development. Tan Chew Huat has defined a statutory board as an
autonomous government agency set up by special legislation to perform
specific functions.

Advantages
They base their decisions on the full costs and benefits involved.
They can be used to influence economic activity. To boost the countrys
output, public corporations can be directly encouraged to increase their
output.
In cases where it is practical to have only one firm in the industry, such
as rail infrastructure, a public corporation would not abuse its market
power.

Disadvantages

Freely transversal
Raise large capital
There is limited liability for the shareholder

Non Government
A non-governmental organization (NGO) is any nonprofit, voluntary citizens' group which is organized on a local,
national or international level. Task-oriented and driven by
people with a common interest, NGOs perform a variety of
service and humanitarian functions, bring citizen concerns to
Governments, advocate and monitor policies and encourage
political participation through provision of information.

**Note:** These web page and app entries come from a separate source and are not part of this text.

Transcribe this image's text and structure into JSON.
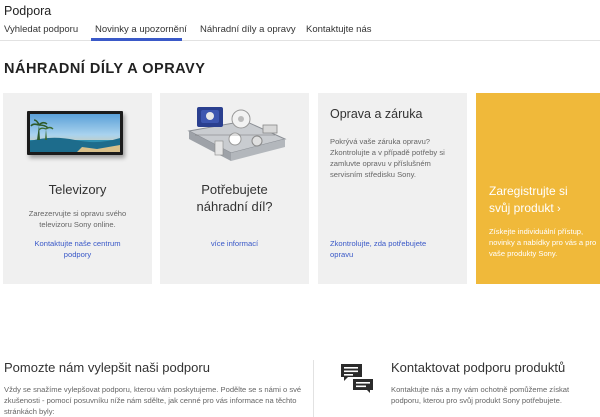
{
  "header": {
    "title": "Podpora",
    "tabs": [
      {
        "label": "Vyhledat podporu"
      },
      {
        "label": "Novinky a upozornění"
      },
      {
        "label": "Náhradní díly a opravy"
      },
      {
        "label": "Kontaktujte nás"
      }
    ]
  },
  "main": {
    "section_title": "NÁHRADNÍ DÍLY A OPRAVY",
    "cards": [
      {
        "heading": "Televizory",
        "description": "Zarezervujte si opravu svého televizoru Sony online.",
        "link": "Kontaktujte naše centrum podpory"
      },
      {
        "heading": "Potřebujete náhradní díl?",
        "description": "",
        "link": "více informací"
      },
      {
        "heading": "Oprava a záruka",
        "description": "Pokrývá vaše záruka opravu? Zkontrolujte a v případě potřeby si zamluvte opravu v příslušném servisním středisku Sony.",
        "link": "Zkontrolujte, zda potřebujete opravu"
      },
      {
        "heading_line1": "Zaregistrujte si",
        "heading_line2": "svůj produkt",
        "arrow": "›",
        "description": "Získejte individuální přístup, novinky a nabídky pro vás a pro vaše produkty Sony."
      }
    ]
  },
  "footer": {
    "left_title": "Pomozte nám vylepšit naši podporu",
    "left_text": "Vždy se snažíme vylepšovat podporu, kterou vám poskytujeme. Podělte se s námi o své zkušenosti - pomocí posuvníku níže nám sdělte, jak cenné pro vás informace na těchto stránkách byly:",
    "right_title": "Kontaktovat podporu produktů",
    "right_text": "Kontaktujte nás a my vám ochotně pomůžeme získat podporu, kterou pro svůj produkt Sony potřebujete."
  },
  "colors": {
    "accent": "#3a59c8",
    "register_card": "#f0b93a"
  }
}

Advantages

They have the ability to experiment freely with innovative approaches and,
if necessary, to take risks.

They are flexible in adapting to local situations and responding to local

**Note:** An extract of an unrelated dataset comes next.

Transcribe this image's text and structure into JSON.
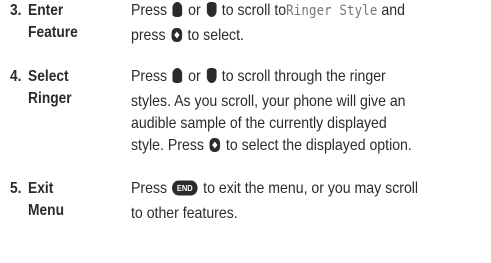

needs and therefore able to develop integrated projects, as well as sectoral
projects.

They enjoy good rapport with people and can render micro-assistance to
very poor people as they can identify those who are most in need and tailor
assistance to their needs.

Disadvantages

Paternalistic attitudes restrict the degree of participation in


programmer/project design.

Restricted/constrained ways of approach to a problem or area.

Reduced reliability of an idea, due to non-representativeness of the project


or selected area, relatively small project coverage, dependence on outside
financial resources, etc.

Charity and Voluntary


The charity and voluntary organization sector, also called the third sector, notfor-profit sector and community sector, covers a diverse range of roles. Some of
these reflect the kinds of jobs found elsewhere, for example, human resources,
marketing and policy and research, while others are more unique to this sector,
such as charity officer, volunteer management and fundraising.

Advantages
Public recognition and trust
Charities are widely recognized as existing for social good. This can assist with
fundraising.
A lock on assets
Organizations with charitable status cannot use assets for any purpose other than
the pursuit of charitable objectives. The assets of a charity can never be used for
private benefit.
Tax relief
Charities benefit from a variety of tax reliefs

Disadvantages
Restrictions and requirements
.Unpaid board

No equity investment

Privatization & Nationalization


Nationalization refers to the process of a government taking control of a
company or industry, which generally occurs without compensation for the loss of
the net worth of seized assets and potential income.
Privatization, which is the transfer of government-run operations into the
private business sector, occurs more frequently in developed countries.

Advantages
A monopoly owned, run and controlled by the government will stop the
consumers being exploited.
The government can manage the economy by controlling the important
industries.
The government can invest money and make their service more efficient.

Disadvantages
1.Low performance
When the ownership is in public sector, the employs do not work for profit and do
not there performance and efficiency of the employs remains poor.
2. Lack of competition

Competition is necessary for development and increasing the production.


Nationalization has decreased the spirit of competition.
3. Favoritism -The management of nationalize will provide jobs to there favored
persons because the political leaders have influence upon the state authorities

Reference
Definitions Of All Organizations & Types Principles Of Business with SBA
,Study Guide & Exercises By Karlene Robinson And Sybile Hamil.
Advantages & Disadvantages Of All Organizations www.investopedia.com